SAN JOSE (Reuters) – Costa Rica aims to begin talks with the International Monetary Fund in the first few weeks of 2021 in search of a loan to help weather a funding crisis which the coronavirus pandemic has aggravated, a top official said on Friday.
The Central American country is seeking some $1.75 billion from the IMF to bolster its finances as it faces the prospect of running up a budget deficit of more than 9% this year, with public debt rising to 70% of gross domestic product.
Austerity measures the government had proposed to win over the IMF caused major protests earlier this year and the government backed down from that plan in October.
President Carlos Alvarado this week said his government would be seeking fresh talks with the IMF, and Pilar Garrido, minister for national planning and economic policy, told broadcaster Radio Columbia she expected talks to begin soon.
“The IMF must define the date, but we hope that initial negotiations can take place at the beginning of next year in January, or at the latest in February,” she said.
Separately, Finance Minister Elian Villegas said authorities would have to line up tough measures to get a deal with the IMF.
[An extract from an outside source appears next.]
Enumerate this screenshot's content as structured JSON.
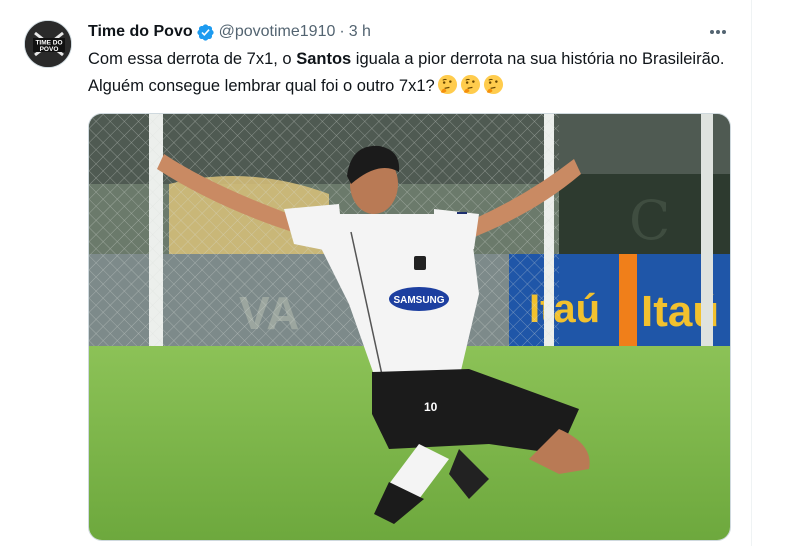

Also speaking on the radio, Villegas said Costa Rica would have to “grit its teeth” to reduce public spending by 20% in under four years, without providing details.
(Reporting by Alvaro Murillo; Writing by Dave Graham; Editing by Sonya Hepinstall)